> [About this task] Each line below should be reproduced without any alteration.
-- Opening Marker --
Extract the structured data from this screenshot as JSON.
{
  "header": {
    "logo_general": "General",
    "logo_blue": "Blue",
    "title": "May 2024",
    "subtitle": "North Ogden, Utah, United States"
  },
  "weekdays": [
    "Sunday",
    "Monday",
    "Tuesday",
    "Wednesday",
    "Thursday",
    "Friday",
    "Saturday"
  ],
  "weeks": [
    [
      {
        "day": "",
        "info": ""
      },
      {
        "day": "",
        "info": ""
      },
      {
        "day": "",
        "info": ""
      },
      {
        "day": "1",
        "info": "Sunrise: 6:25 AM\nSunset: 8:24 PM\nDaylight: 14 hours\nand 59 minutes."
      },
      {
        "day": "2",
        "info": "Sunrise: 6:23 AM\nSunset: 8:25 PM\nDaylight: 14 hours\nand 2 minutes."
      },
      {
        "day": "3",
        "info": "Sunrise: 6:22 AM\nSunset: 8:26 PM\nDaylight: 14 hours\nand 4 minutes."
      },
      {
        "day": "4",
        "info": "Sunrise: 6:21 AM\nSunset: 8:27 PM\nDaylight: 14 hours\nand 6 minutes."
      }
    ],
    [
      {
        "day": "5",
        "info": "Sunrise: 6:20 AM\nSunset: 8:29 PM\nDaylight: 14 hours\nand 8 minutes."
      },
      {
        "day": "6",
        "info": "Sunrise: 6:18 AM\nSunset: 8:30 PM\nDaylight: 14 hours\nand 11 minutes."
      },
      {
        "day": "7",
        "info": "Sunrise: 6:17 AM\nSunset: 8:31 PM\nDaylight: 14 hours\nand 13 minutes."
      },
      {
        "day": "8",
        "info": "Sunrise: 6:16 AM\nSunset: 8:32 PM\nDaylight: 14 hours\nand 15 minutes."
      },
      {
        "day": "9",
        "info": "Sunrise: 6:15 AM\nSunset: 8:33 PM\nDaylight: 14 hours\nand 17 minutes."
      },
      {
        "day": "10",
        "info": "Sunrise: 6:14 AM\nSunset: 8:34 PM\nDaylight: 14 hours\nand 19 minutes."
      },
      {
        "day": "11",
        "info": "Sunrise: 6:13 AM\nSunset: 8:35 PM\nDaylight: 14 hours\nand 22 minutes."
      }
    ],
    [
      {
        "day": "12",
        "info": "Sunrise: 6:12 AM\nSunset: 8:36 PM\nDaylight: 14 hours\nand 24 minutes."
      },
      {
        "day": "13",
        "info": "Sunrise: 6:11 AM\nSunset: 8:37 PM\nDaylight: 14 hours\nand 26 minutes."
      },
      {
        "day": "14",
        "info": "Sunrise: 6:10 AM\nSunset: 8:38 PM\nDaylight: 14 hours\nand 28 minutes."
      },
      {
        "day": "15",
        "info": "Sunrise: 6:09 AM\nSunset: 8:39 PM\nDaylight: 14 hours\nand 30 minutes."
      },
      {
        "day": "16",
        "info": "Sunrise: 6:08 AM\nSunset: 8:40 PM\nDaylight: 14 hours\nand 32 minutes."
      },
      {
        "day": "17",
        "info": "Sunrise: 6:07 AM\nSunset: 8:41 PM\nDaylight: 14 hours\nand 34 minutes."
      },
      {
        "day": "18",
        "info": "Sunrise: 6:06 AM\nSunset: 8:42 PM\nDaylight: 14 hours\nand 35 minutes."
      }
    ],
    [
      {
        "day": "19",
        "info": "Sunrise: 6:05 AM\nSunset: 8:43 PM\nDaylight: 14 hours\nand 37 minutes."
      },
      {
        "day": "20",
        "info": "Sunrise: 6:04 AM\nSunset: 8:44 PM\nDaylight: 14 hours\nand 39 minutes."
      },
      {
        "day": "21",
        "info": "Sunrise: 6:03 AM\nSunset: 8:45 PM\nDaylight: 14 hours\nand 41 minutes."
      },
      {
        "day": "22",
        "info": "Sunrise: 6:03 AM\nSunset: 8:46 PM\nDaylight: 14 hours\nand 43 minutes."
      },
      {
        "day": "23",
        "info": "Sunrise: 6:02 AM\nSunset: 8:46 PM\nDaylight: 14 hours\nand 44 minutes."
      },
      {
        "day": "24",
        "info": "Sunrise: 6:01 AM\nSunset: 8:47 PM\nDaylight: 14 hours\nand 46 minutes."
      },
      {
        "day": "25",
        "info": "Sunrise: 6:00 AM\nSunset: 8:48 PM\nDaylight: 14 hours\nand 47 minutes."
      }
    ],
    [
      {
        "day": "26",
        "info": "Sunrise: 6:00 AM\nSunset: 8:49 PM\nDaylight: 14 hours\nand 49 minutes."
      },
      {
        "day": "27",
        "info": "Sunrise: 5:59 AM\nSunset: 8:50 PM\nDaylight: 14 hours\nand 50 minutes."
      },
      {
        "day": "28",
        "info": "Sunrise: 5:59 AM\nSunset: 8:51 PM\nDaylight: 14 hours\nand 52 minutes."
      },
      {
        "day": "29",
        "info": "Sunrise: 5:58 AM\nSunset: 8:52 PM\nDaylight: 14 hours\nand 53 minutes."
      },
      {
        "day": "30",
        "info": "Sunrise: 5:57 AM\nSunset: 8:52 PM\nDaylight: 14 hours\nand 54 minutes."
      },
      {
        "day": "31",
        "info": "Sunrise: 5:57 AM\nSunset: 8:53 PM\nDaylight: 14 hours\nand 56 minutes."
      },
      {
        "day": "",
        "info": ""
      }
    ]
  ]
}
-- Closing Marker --
> [Output below]
Extract the structured data from this screenshot as JSON.
{
  "header": {
    "logo_general": "General",
    "logo_blue": "Blue",
    "title": "May 2024",
    "subtitle": "North Ogden, Utah, United States"
  },
  "weekdays": [
    "Sunday",
    "Monday",
    "Tuesday",
    "Wednesday",
    "Thursday",
    "Friday",
    "Saturday"
  ],
  "weeks": [
    [
      {
        "day": "",
        "info": ""
      },
      {
        "day": "",
        "info": ""
      },
      {
        "day": "",
        "info": ""
      },
      {
        "day": "1",
        "info": "Sunrise: 6:25 AM\nSunset: 8:24 PM\nDaylight: 14 hours\nand 59 minutes."
      },
      {
        "day": "2",
        "info": "Sunrise: 6:23 AM\nSunset: 8:25 PM\nDaylight: 14 hours\nand 2 minutes."
      },
      {
        "day": "3",
        "info": "Sunrise: 6:22 AM\nSunset: 8:26 PM\nDaylight: 14 hours\nand 4 minutes."
      },
      {
        "day": "4",
        "info": "Sunrise: 6:21 AM\nSunset: 8:27 PM\nDaylight: 14 hours\nand 6 minutes."
      }
    ],
    [
      {
        "day": "5",
        "info": "Sunrise: 6:20 AM\nSunset: 8:29 PM\nDaylight: 14 hours\nand 8 minutes."
      },
      {
        "day": "6",
        "info": "Sunrise: 6:18 AM\nSunset: 8:30 PM\nDaylight: 14 hours\nand 11 minutes."
      },
      {
        "day": "7",
        "info": "Sunrise: 6:17 AM\nSunset: 8:31 PM\nDaylight: 14 hours\nand 13 minutes."
      },
      {
        "day": "8",
        "info": "Sunrise: 6:16 AM\nSunset: 8:32 PM\nDaylight: 14 hours\nand 15 minutes."
      },
      {
        "day": "9",
        "info": "Sunrise: 6:15 AM\nSunset: 8:33 PM\nDaylight: 14 hours\nand 17 minutes."
      },
      {
        "day": "10",
        "info": "Sunrise: 6:14 AM\nSunset: 8:34 PM\nDaylight: 14 hours\nand 19 minutes."
      },
      {
        "day": "11",
        "info": "Sunrise: 6:13 AM\nSunset: 8:35 PM\nDaylight: 14 hours\nand 22 minutes."
      }
    ],
    [
      {
        "day": "12",
        "info": "Sunrise: 6:12 AM\nSunset: 8:36 PM\nDaylight: 14 hours\nand 24 minutes."
      },
      {
        "day": "13",
        "info": "Sunrise: 6:11 AM\nSunset: 8:37 PM\nDaylight: 14 hours\nand 26 minutes."
      },
      {
        "day": "14",
        "info": "Sunrise: 6:10 AM\nSunset: 8:38 PM\nDaylight: 14 hours\nand 28 minutes."
      },
      {
        "day": "15",
        "info": "Sunrise: 6:09 AM\nSunset: 8:39 PM\nDaylight: 14 hours\nand 30 minutes."
      },
      {
        "day": "16",
        "info": "Sunrise: 6:08 AM\nSunset: 8:40 PM\nDaylight: 14 hours\nand 32 minutes."
      },
      {
        "day": "17",
        "info": "Sunrise: 6:07 AM\nSunset: 8:41 PM\nDaylight: 14 hours\nand 34 minutes."
      },
      {
        "day": "18",
        "info": "Sunrise: 6:06 AM\nSunset: 8:42 PM\nDaylight: 14 hours\nand 35 minutes."
      }
    ],
    [
      {
        "day": "19",
        "info": "Sunrise: 6:05 AM\nSunset: 8:43 PM\nDaylight: 14 hours\nand 37 minutes."
      },
      {
        "day": "20",
        "info": "Sunrise: 6:04 AM\nSunset: 8:44 PM\nDaylight: 14 hours\nand 39 minutes."
      },
      {
        "day": "21",
        "info": "Sunrise: 6:03 AM\nSunset: 8:45 PM\nDaylight: 14 hours\nand 41 minutes."
      },
      {
        "day": "22",
        "info": "Sunrise: 6:03 AM\nSunset: 8:46 PM\nDaylight: 14 hours\nand 43 minutes."
      },
      {
        "day": "23",
        "info": "Sunrise: 6:02 AM\nSunset: 8:46 PM\nDaylight: 14 hours\nand 44 minutes."
      },
      {
        "day": "24",
        "info": "Sunrise: 6:01 AM\nSunset: 8:47 PM\nDaylight: 14 hours\nand 46 minutes."
      },
      {
        "day": "25",
        "info": "Sunrise: 6:00 AM\nSunset: 8:48 PM\nDaylight: 14 hours\nand 47 minutes."
      }
    ],
    [
      {
        "day": "26",
        "info": "Sunrise: 6:00 AM\nSunset: 8:49 PM\nDaylight: 14 hours\nand 49 minutes."
      },
      {
        "day": "27",
        "info": "Sunrise: 5:59 AM\nSunset: 8:50 PM\nDaylight: 14 hours\nand 50 minutes."
      },
      {
        "day": "28",
        "info": "Sunrise: 5:59 AM\nSunset: 8:51 PM\nDaylight: 14 hours\nand 52 minutes."
      },
      {
        "day": "29",
        "info": "Sunrise: 5:58 AM\nSunset: 8:52 PM\nDaylight: 14 hours\nand 53 minutes."
      },
      {
        "day": "30",
        "info": "Sunrise: 5:57 AM\nSunset: 8:52 PM\nDaylight: 14 hours\nand 54 minutes."
      },
      {
        "day": "31",
        "info": "Sunrise: 5:57 AM\nSunset: 8:53 PM\nDaylight: 14 hours\nand 56 minutes."
      },
      {
        "day": "",
        "info": ""
      }
    ]
  ]
}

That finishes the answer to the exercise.